WORK TO COMPLETE: Return the lines below that carry the word "JSON".

SUPPLIED INFORMATION:
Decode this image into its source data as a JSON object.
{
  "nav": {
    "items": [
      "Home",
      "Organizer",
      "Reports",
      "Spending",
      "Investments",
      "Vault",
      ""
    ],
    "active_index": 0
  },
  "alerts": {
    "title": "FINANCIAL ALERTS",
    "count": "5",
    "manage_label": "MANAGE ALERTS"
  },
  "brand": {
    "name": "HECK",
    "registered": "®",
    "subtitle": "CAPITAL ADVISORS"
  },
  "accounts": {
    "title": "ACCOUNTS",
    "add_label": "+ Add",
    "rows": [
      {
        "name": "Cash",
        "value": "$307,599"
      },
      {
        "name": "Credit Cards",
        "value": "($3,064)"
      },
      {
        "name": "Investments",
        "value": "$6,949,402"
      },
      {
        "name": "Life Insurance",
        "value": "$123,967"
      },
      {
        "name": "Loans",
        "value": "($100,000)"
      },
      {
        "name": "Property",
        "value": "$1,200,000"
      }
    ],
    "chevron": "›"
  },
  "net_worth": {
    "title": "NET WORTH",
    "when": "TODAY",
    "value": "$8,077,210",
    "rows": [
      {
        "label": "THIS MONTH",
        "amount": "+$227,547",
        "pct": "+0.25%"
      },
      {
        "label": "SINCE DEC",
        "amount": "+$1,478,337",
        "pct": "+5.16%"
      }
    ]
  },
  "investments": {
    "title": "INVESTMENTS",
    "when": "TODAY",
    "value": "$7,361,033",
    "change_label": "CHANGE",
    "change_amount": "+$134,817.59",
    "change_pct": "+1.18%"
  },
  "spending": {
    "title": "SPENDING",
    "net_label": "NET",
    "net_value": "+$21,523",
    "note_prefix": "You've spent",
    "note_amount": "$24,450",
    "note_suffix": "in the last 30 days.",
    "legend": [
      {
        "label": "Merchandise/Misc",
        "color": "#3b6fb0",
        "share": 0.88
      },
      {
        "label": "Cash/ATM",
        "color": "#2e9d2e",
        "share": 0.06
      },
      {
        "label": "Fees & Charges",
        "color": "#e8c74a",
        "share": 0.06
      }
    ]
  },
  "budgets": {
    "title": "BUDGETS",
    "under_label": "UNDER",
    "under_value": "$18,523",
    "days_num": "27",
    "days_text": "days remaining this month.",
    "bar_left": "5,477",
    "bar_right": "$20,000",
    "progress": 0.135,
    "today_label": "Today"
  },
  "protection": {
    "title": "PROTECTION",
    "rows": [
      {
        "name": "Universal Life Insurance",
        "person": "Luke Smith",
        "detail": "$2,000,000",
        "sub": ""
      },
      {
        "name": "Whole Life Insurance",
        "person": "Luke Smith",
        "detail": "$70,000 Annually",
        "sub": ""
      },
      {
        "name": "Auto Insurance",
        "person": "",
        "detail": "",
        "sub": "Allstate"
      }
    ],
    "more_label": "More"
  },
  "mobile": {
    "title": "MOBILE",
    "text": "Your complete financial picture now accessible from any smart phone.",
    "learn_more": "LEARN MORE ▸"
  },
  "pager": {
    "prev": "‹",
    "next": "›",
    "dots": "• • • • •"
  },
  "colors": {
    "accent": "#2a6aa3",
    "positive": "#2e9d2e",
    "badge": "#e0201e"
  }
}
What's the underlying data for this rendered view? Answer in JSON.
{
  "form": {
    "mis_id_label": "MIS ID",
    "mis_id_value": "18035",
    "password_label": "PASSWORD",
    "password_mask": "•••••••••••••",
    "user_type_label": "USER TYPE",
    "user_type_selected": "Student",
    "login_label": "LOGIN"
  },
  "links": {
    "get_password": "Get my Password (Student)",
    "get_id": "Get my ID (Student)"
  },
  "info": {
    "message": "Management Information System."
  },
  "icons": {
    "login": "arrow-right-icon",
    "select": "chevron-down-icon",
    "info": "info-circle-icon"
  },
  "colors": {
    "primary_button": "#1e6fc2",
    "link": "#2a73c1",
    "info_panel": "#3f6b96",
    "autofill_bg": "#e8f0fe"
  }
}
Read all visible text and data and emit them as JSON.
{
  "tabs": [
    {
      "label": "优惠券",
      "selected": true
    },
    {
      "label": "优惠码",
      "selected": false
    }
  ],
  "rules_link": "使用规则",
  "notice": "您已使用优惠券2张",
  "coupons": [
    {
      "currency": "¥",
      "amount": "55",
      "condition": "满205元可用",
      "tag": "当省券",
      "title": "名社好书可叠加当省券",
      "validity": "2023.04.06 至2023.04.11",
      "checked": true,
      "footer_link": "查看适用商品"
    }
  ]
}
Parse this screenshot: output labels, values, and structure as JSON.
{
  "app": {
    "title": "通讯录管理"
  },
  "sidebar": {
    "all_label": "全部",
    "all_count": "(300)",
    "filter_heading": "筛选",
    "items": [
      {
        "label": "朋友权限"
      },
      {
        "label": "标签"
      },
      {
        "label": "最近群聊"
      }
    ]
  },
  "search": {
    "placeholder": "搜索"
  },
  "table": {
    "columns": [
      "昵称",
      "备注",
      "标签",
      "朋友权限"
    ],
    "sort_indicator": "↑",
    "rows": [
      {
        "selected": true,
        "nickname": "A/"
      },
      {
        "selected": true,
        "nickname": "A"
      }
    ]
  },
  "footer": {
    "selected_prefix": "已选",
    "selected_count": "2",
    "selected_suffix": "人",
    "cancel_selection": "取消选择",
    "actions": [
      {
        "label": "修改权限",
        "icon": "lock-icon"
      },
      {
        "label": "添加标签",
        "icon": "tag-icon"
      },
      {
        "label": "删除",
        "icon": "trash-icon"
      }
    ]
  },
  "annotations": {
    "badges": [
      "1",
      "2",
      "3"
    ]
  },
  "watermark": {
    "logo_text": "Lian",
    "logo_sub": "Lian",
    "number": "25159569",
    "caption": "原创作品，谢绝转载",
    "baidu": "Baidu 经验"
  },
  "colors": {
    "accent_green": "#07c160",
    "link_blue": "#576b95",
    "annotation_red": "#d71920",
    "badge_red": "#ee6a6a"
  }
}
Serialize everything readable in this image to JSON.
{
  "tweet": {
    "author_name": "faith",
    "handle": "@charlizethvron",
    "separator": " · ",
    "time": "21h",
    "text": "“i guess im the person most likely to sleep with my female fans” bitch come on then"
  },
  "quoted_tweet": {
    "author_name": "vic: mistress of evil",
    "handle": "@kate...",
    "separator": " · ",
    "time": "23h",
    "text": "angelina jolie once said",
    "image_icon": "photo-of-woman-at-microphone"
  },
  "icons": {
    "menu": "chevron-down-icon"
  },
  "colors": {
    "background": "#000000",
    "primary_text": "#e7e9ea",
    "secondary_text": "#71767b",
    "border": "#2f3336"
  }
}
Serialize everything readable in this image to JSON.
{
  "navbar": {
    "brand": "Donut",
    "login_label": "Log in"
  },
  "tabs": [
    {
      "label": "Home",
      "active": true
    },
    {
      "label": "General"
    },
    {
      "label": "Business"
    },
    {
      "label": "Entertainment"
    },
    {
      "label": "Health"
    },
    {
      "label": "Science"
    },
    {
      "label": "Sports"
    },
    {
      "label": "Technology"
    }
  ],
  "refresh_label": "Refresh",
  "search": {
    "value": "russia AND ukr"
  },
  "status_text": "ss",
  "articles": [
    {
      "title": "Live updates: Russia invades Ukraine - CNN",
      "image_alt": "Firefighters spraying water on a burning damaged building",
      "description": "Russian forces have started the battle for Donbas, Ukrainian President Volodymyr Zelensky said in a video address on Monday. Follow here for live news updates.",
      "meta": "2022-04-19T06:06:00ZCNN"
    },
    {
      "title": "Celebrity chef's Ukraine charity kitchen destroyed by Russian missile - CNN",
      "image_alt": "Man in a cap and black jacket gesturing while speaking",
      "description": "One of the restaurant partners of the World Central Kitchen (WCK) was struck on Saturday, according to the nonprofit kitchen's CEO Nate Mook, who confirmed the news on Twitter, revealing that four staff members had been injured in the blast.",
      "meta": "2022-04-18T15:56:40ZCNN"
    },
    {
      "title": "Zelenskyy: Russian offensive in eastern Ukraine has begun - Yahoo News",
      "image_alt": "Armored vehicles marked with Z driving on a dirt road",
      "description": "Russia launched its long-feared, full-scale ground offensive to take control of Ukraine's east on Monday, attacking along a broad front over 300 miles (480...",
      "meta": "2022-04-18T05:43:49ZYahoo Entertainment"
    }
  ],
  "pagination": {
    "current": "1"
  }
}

TASK RESPONSE:
Decode this image into its source data as a JSON object.
What's the underlying data for this rendered view? Answer in JSON.
Read all visible text and data and emit them as JSON.
Parse this screenshot: output labels, values, and structure as JSON.
Serialize everything readable in this image to JSON.
Serialize everything readable in this image to JSON.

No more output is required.